» **Data excerpts**:
_ _ _ _ _ _ _
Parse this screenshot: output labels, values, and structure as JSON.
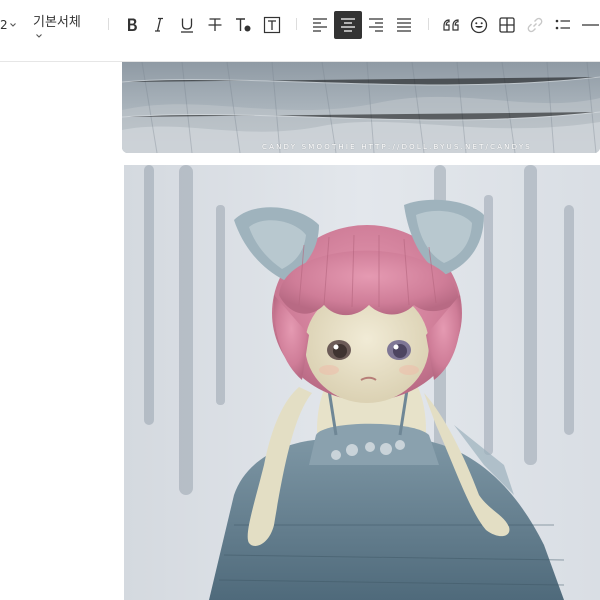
{
  "toolbar": {
    "font_size_value": "2",
    "font_family_label": "기본서체",
    "buttons": [
      {
        "id": "bold",
        "icon": "bold-icon"
      },
      {
        "id": "italic",
        "icon": "italic-icon"
      },
      {
        "id": "underline",
        "icon": "underline-icon"
      },
      {
        "id": "strikethrough",
        "icon": "strikethrough-icon"
      },
      {
        "id": "text-color",
        "icon": "text-color-icon"
      },
      {
        "id": "text-background",
        "icon": "text-background-icon"
      },
      {
        "id": "align-left",
        "icon": "align-left-icon"
      },
      {
        "id": "align-center",
        "icon": "align-center-icon",
        "active": true
      },
      {
        "id": "align-right",
        "icon": "align-right-icon"
      },
      {
        "id": "align-justify",
        "icon": "align-justify-icon"
      },
      {
        "id": "quote",
        "icon": "quote-icon"
      },
      {
        "id": "emoticon",
        "icon": "emoticon-icon"
      },
      {
        "id": "table",
        "icon": "table-icon"
      },
      {
        "id": "link",
        "icon": "link-icon",
        "disabled": true
      },
      {
        "id": "bullet-list",
        "icon": "bullet-list-icon"
      },
      {
        "id": "horizontal-line",
        "icon": "horizontal-line-icon"
      }
    ],
    "active_color": "#333333",
    "icon_color": "#333333",
    "disabled_color": "#c8c8c8"
  },
  "content": {
    "watermark_text": "CANDY SMOOTHIE HTTP://DOLL.BYUS.NET/CANDYS"
  }
}
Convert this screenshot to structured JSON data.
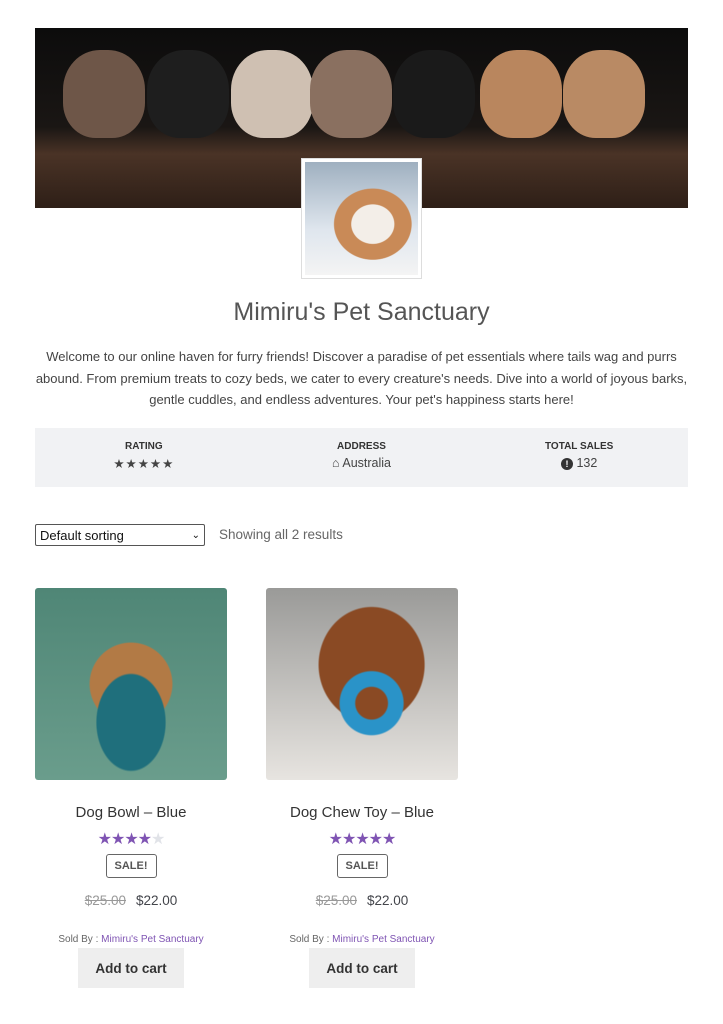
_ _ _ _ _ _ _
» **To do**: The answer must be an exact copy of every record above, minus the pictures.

» **Your solution**:
Parse this screenshot: output labels, values, and structure as JSON.
{
  "toolbar": {
    "font_size_value": "2",
    "font_family_label": "기본서체",
    "buttons": [
      {
        "id": "bold",
        "icon": "bold-icon"
      },
      {
        "id": "italic",
        "icon": "italic-icon"
      },
      {
        "id": "underline",
        "icon": "underline-icon"
      },
      {
        "id": "strikethrough",
        "icon": "strikethrough-icon"
      },
      {
        "id": "text-color",
        "icon": "text-color-icon"
      },
      {
        "id": "text-background",
        "icon": "text-background-icon"
      },
      {
        "id": "align-left",
        "icon": "align-left-icon"
      },
      {
        "id": "align-center",
        "icon": "align-center-icon",
        "active": true
      },
      {
        "id": "align-right",
        "icon": "align-right-icon"
      },
      {
        "id": "align-justify",
        "icon": "align-justify-icon"
      },
      {
        "id": "quote",
        "icon": "quote-icon"
      },
      {
        "id": "emoticon",
        "icon": "emoticon-icon"
      },
      {
        "id": "table",
        "icon": "table-icon"
      },
      {
        "id": "link",
        "icon": "link-icon",
        "disabled": true
      },
      {
        "id": "bullet-list",
        "icon": "bullet-list-icon"
      },
      {
        "id": "horizontal-line",
        "icon": "horizontal-line-icon"
      }
    ],
    "active_color": "#333333",
    "icon_color": "#333333",
    "disabled_color": "#c8c8c8"
  },
  "content": {
    "watermark_text": "CANDY SMOOTHIE HTTP://DOLL.BYUS.NET/CANDYS"
  }
}
Convert this screenshot to structured JSON data.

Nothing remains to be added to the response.